WORK REQUIRED
Go through the records and show each line where the word "წელი" occurs.

DATA PROVIDED
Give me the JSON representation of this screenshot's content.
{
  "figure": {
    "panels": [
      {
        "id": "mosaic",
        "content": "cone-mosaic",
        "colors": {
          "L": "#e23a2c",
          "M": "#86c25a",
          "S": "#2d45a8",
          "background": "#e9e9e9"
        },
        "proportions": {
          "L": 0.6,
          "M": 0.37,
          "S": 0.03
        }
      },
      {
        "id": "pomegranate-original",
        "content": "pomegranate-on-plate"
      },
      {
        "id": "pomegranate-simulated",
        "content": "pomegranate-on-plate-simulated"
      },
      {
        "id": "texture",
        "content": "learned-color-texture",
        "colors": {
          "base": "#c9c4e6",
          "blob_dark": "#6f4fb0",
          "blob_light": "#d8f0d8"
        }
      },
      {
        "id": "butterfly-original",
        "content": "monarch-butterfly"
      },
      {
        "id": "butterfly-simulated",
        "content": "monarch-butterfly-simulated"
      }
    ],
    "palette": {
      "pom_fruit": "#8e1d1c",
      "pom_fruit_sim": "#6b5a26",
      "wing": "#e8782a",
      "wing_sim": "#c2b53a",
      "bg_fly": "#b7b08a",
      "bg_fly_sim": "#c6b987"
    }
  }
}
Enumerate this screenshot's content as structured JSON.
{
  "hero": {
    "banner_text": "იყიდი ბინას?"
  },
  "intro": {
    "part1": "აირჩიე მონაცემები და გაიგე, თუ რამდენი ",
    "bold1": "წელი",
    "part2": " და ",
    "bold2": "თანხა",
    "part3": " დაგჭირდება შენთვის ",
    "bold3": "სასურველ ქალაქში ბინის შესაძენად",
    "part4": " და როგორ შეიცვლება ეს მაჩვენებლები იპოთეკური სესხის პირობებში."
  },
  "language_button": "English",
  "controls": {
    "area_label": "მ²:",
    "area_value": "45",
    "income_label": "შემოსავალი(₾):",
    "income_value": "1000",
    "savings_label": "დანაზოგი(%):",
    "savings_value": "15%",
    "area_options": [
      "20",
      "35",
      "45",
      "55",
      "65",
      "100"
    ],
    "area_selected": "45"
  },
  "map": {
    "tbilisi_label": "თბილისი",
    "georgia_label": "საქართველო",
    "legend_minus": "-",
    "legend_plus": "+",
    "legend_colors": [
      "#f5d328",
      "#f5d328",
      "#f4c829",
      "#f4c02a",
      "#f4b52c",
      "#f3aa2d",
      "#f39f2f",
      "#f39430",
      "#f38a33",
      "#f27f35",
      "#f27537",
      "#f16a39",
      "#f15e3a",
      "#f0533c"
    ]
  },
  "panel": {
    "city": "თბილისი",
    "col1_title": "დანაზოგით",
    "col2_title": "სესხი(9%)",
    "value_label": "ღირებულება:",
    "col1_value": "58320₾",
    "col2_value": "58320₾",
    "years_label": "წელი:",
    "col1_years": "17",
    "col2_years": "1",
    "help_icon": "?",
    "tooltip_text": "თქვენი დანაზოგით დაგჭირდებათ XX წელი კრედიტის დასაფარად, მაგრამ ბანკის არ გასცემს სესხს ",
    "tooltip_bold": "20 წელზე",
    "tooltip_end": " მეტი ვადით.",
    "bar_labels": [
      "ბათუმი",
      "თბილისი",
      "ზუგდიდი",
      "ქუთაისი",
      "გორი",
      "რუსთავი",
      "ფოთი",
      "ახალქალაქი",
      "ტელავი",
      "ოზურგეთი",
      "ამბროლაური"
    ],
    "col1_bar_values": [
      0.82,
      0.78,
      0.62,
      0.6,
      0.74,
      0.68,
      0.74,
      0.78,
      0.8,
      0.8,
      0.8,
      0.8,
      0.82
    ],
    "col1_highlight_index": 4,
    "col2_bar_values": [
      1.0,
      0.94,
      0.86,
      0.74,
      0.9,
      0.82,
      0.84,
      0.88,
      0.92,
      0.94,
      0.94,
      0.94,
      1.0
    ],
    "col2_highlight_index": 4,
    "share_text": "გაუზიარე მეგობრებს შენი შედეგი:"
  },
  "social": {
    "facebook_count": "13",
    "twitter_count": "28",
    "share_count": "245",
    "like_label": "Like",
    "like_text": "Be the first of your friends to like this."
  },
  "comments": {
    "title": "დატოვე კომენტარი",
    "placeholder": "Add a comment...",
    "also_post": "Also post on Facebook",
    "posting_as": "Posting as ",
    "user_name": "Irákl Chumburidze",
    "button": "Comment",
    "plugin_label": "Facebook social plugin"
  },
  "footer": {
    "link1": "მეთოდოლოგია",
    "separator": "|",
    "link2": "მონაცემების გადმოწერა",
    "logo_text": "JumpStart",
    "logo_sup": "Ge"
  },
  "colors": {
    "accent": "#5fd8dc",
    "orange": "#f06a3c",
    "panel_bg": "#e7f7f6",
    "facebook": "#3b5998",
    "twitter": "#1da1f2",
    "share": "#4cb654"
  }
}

ANSWER TO THIS EXERCISE
    "bold1": "წელი",
    "years_label": "წელი:",
    "tooltip_text": "თქვენი დანაზოგით დაგჭირდებათ XX წელი კრედიტის დასაფარად, მაგრამ ბანკის არ გასცემს სესხს ",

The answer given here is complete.